Another factor that conspired to accelerate the ice loss this summer was an unusual atmospheric pattern, with persistent high atmospheric pressures over the central Arctic Ocean and lower pressures over Siberia. The scientists noted that skies were fairly clear under the high-pressure cell, promoting strong melt. At the same time, the pattern of winds pumped warm air into the region. While the warm winds fostered further melt, they also helped push ice away from the Siberian shore. NSIDC Research Scientist Walt Meier said, "While the decline of the ice started out fairly slowly in spring and early summer, it accelerated rapidly in July. By mid-August, we had already shattered all previous records for ice extent."
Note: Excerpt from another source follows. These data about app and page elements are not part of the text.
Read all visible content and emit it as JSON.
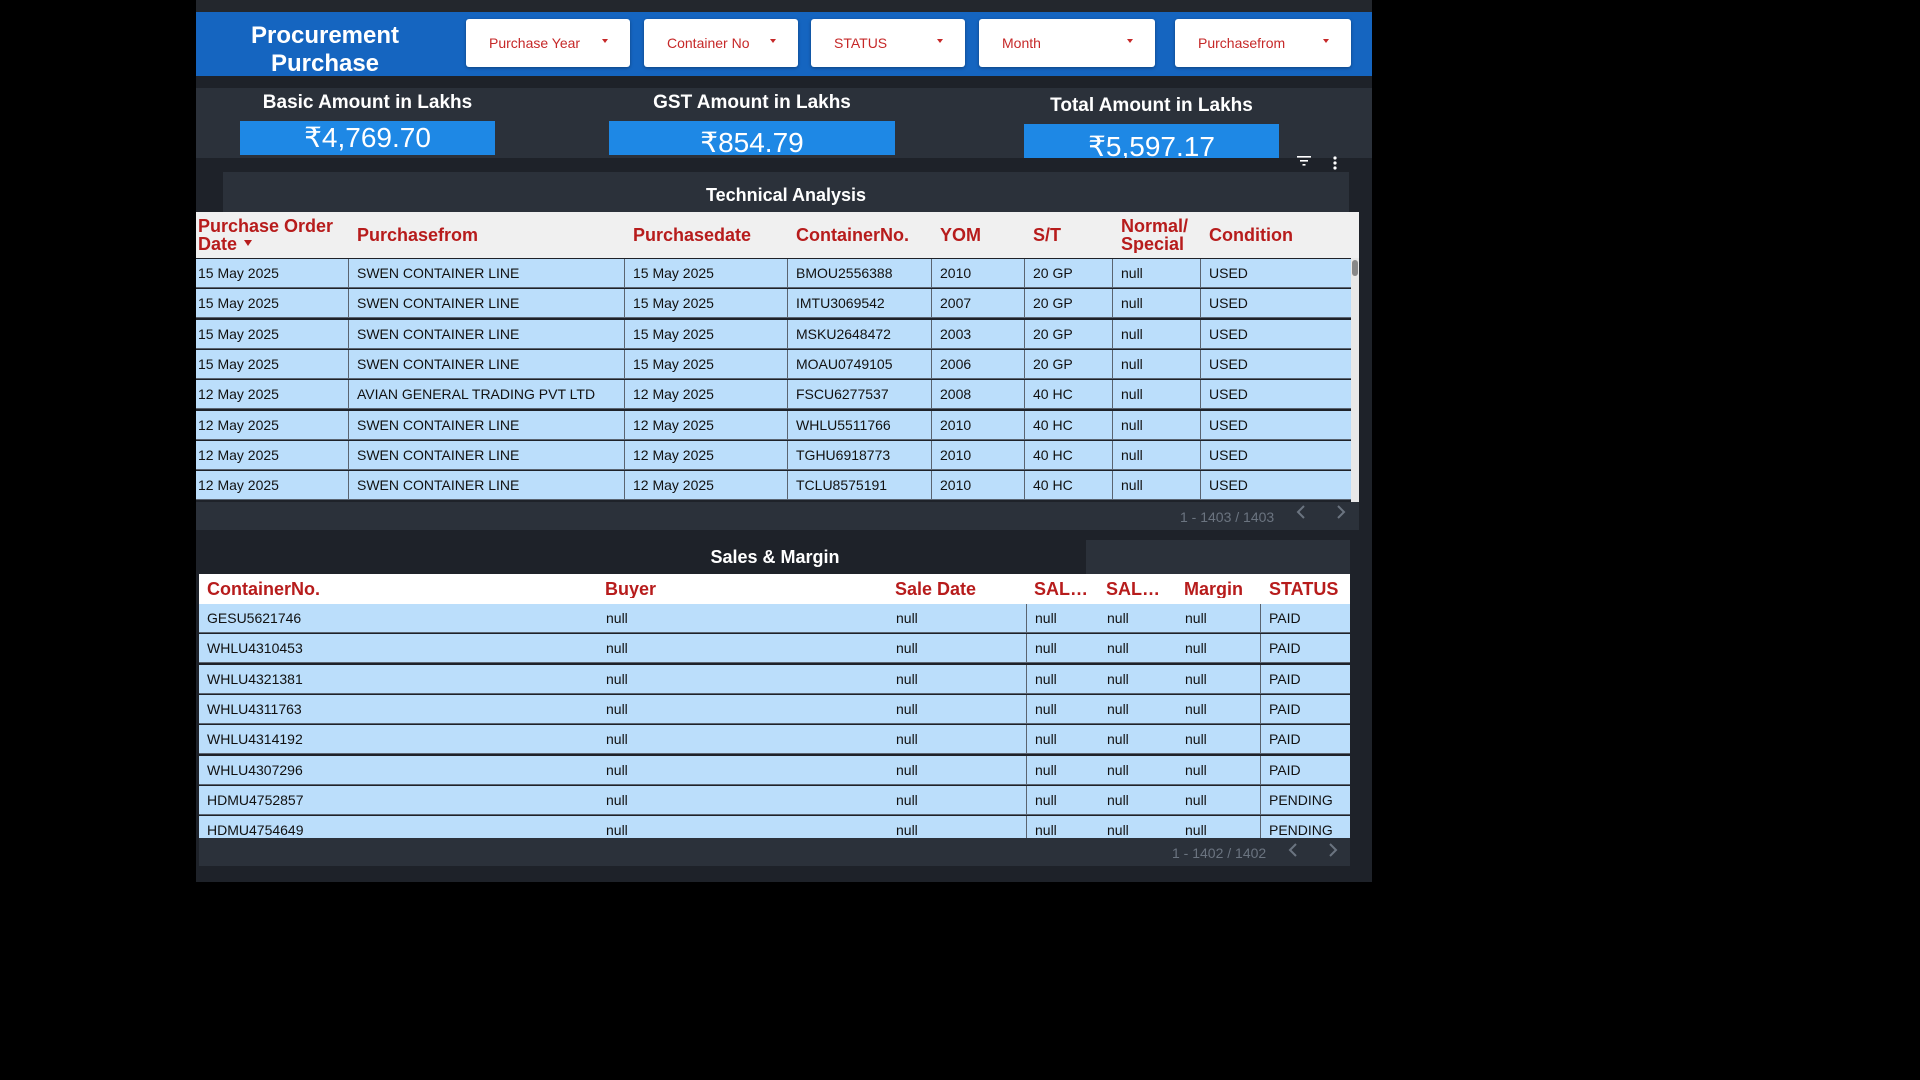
{
  "header": {
    "title_line1": "Procurement",
    "title_line2": "Purchase",
    "filters": [
      "Purchase Year",
      "Container No",
      "STATUS",
      "Month",
      "Purchasefrom"
    ]
  },
  "kpis": [
    {
      "label": "Basic Amount in Lakhs",
      "value": "₹4,769.70"
    },
    {
      "label": "GST Amount in Lakhs",
      "value": "₹854.79"
    },
    {
      "label": "Total Amount in Lakhs",
      "value": "₹5,597.17"
    }
  ],
  "technical": {
    "title": "Technical Analysis",
    "columns": [
      "Purchase Order Date",
      "Purchasefrom",
      "Purchasedate",
      "ContainerNo.",
      "YOM",
      "S/T",
      "Normal/ Special",
      "Condition"
    ],
    "rows": [
      [
        "15 May 2025",
        "SWEN CONTAINER LINE",
        "15 May 2025",
        "BMOU2556388",
        "2010",
        "20 GP",
        "null",
        "USED"
      ],
      [
        "15 May 2025",
        "SWEN CONTAINER LINE",
        "15 May 2025",
        "IMTU3069542",
        "2007",
        "20 GP",
        "null",
        "USED"
      ],
      [
        "15 May 2025",
        "SWEN CONTAINER LINE",
        "15 May 2025",
        "MSKU2648472",
        "2003",
        "20 GP",
        "null",
        "USED"
      ],
      [
        "15 May 2025",
        "SWEN CONTAINER LINE",
        "15 May 2025",
        "MOAU0749105",
        "2006",
        "20 GP",
        "null",
        "USED"
      ],
      [
        "12 May 2025",
        "AVIAN GENERAL TRADING PVT LTD",
        "12 May 2025",
        "FSCU6277537",
        "2008",
        "40 HC",
        "null",
        "USED"
      ],
      [
        "12 May 2025",
        "SWEN CONTAINER LINE",
        "12 May 2025",
        "WHLU5511766",
        "2010",
        "40 HC",
        "null",
        "USED"
      ],
      [
        "12 May 2025",
        "SWEN CONTAINER LINE",
        "12 May 2025",
        "TGHU6918773",
        "2010",
        "40 HC",
        "null",
        "USED"
      ],
      [
        "12 May 2025",
        "SWEN CONTAINER LINE",
        "12 May 2025",
        "TCLU8575191",
        "2010",
        "40 HC",
        "null",
        "USED"
      ]
    ],
    "pagination": "1 - 1403 / 1403"
  },
  "sales": {
    "title": "Sales & Margin",
    "columns": [
      "ContainerNo.",
      "Buyer",
      "Sale Date",
      "SAL…",
      "SAL…",
      "Margin",
      "STATUS"
    ],
    "rows": [
      [
        "GESU5621746",
        "null",
        "null",
        "null",
        "null",
        "null",
        "PAID"
      ],
      [
        "WHLU4310453",
        "null",
        "null",
        "null",
        "null",
        "null",
        "PAID"
      ],
      [
        "WHLU4321381",
        "null",
        "null",
        "null",
        "null",
        "null",
        "PAID"
      ],
      [
        "WHLU4311763",
        "null",
        "null",
        "null",
        "null",
        "null",
        "PAID"
      ],
      [
        "WHLU4314192",
        "null",
        "null",
        "null",
        "null",
        "null",
        "PAID"
      ],
      [
        "WHLU4307296",
        "null",
        "null",
        "null",
        "null",
        "null",
        "PAID"
      ],
      [
        "HDMU4752857",
        "null",
        "null",
        "null",
        "null",
        "null",
        "PENDING"
      ],
      [
        "HDMU4754649",
        "null",
        "null",
        "null",
        "null",
        "null",
        "PENDING"
      ]
    ],
    "pagination": "1 - 1402 / 1402"
  },
  "colors": {
    "header_bg": "#1565c0",
    "kpi_box": "#1e88e5",
    "column_header_text": "#b71c1c",
    "row_bg": "#bbdefb",
    "panel_bg": "#2b313a"
  },
  "icons": [
    "filter-icon",
    "more-vert-icon",
    "sort-desc-icon",
    "chevron-left-icon",
    "chevron-right-icon",
    "dropdown-caret-icon"
  ]
}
Arctic sea ice receded so much that the fabled Northwest Passage completely opened for the first time in human memory (see Figure 4). Explorers and other seafarers had long recognized that this passage, through the straits of the Canadian Arctic Archipelago, represented a potential shortcut from the Pacific to the Atlantic. Roald Amundsen began the first successful navigation of the route starting in 1903. It took his group two-and-a-half years to leapfrog through narrow passages of open water, with their ship locked in the frozen ice through two cold, dark winters. More recently, icebreakers and ice-strengthened ships have on occasion traversed the normally ice-choked route. However, by the end of the 2007 melt season, a standard ocean-going vessel could have sailed smoothly through. On the other hand, the Northern Sea Route, a shortcut along the Eurasian coast that is often at least partially open, was completely blocked by a band of ice this year.
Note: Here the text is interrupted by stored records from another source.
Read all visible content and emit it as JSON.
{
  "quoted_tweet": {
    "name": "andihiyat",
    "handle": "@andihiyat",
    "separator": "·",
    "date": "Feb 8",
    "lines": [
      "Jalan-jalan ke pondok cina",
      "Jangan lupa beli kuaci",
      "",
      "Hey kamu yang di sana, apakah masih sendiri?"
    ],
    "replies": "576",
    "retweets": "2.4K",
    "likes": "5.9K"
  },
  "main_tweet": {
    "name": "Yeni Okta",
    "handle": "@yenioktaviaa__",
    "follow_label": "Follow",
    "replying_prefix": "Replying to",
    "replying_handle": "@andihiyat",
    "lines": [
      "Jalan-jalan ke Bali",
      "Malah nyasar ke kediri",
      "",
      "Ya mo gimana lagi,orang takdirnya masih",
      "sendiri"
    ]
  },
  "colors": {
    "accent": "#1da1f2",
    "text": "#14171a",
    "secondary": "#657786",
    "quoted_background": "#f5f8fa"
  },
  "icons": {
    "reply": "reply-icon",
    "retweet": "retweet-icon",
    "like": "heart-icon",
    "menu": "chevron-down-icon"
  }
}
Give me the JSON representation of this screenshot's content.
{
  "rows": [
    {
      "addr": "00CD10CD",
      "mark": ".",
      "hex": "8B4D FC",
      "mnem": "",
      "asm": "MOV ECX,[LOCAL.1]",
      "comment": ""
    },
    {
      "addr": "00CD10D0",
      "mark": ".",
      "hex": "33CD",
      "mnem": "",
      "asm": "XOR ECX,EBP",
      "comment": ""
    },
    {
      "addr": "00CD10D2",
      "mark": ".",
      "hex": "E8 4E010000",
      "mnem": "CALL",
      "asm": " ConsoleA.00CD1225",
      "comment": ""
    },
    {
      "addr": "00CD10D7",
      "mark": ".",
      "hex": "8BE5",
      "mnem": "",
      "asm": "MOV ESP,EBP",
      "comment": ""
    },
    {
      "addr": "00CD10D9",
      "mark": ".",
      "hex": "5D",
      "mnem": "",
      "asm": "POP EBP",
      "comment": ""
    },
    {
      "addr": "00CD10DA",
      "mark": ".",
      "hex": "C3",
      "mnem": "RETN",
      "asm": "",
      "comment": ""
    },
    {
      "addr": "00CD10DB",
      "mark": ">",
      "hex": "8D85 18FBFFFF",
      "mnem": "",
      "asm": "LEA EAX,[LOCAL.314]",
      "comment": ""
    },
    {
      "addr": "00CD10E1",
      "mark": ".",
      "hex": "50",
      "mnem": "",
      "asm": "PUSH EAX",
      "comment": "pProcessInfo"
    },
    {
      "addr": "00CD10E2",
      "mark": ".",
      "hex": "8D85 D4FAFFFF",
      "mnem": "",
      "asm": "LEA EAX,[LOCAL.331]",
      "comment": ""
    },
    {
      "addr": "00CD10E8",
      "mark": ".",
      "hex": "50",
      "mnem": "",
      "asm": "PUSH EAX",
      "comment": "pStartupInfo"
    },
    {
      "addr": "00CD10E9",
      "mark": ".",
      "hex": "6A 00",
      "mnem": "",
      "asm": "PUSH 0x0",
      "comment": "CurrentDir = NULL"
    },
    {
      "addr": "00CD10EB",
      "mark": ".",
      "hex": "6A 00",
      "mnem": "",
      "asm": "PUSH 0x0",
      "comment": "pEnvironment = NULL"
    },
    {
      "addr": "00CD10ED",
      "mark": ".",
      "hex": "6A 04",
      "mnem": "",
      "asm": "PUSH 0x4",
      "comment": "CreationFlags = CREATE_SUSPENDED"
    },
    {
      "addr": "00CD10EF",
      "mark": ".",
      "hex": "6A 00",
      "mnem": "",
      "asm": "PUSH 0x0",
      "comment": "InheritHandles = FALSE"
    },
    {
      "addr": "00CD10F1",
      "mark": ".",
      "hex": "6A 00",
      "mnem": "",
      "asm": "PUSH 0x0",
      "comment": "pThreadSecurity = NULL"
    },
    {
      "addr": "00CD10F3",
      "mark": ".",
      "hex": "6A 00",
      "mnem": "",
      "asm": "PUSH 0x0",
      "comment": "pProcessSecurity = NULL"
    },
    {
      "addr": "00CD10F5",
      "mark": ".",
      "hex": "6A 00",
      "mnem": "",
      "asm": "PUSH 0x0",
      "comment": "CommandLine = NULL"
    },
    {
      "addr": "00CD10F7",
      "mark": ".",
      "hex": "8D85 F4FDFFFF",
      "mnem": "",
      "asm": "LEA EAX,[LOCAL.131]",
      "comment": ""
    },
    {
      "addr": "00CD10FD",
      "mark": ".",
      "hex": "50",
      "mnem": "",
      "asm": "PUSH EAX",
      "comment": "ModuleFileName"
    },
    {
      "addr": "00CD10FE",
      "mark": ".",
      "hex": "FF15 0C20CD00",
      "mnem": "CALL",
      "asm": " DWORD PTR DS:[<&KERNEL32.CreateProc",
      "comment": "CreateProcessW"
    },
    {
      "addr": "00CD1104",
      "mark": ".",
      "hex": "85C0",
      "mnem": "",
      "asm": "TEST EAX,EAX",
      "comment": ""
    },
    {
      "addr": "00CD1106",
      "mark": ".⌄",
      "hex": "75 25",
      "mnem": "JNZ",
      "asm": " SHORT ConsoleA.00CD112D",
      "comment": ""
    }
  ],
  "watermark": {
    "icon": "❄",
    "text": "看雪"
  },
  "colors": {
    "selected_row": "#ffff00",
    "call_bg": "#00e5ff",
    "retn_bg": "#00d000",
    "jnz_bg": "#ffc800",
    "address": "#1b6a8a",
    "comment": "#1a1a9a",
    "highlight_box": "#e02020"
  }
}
In addition to the record-breaking retreat of sea ice, NSIDC scientists also noted that the date of the lowest sea ice extent, or the absolute minimum, has shifted to later in the year. This year, the five-day running minimum occurred on September 16, 2007; from 1979 to 2000, the minimum usually occurred on September 12. NSIDC Senior Scientist Ted Scambos said, “What we’ve seen this year fits the profile of lengthening melt seasons, which is no surprise. As the system warms up, spring melt will tend to come earlier and autumn freezing will begin later.”
Changes in sea ice extent, timing, ice thickness, and seasonal fluctuations are already having an impact on the people, plants, and animals that live in the Arctic. NSIDC Research Scientist and Arctic resident Shari Gearheard said, “Local people who live in the region are noticing the changes in sea ice. The earlier break up and later freeze up affect when and where people can go hunting, as well as safety for travel.”
NSIDC scientists monitor and study Arctic sea ice year round, analyzing satellite data and seeking to understand the regional changes and complex feedbacks that we are seeing. Serreze said, “The sea ice cover is in a downward spiral and may have passed the point of no return. As the years go by, we are losing more and more ice in summer, and growing back less and less ice in winter. We may well see an ice-free Arctic Ocean in summer within our lifetimes.” The scientists agree that this could occur by 2030. Serreze concluded, “The implications for global climate, as well as Arctic animals and people, are disturbing."
NASA Images Release
'Remarkable' Drop in Arctic Sea Ice Raises Questions
Meier, W.N., J. Stroeve, and F. Fetterer, 2007. Whither Arctic sea ice? A clear signal of decline regionally, seasonally and extending beyond the satellite record, Ann. Glaciol., vol. 46, pp. 428-434.
Serreze, M.C., M.M. Holland, and J. Stroeve, 2007. Perspectives on the Arctic's shrinking sea-ice cover, Science, vol. 315, pp. 1533-1536, doi: 10.1126/science.1139426.
Stroeve J., M.M. Holland, W. Meier, T. Scambos, and M. Serreze, 2007. Arctic sea ice decline: Faster than forecast, Geophys. Res. Lett., vol. 34, L09501, doi: 10.1029/2007GL029703.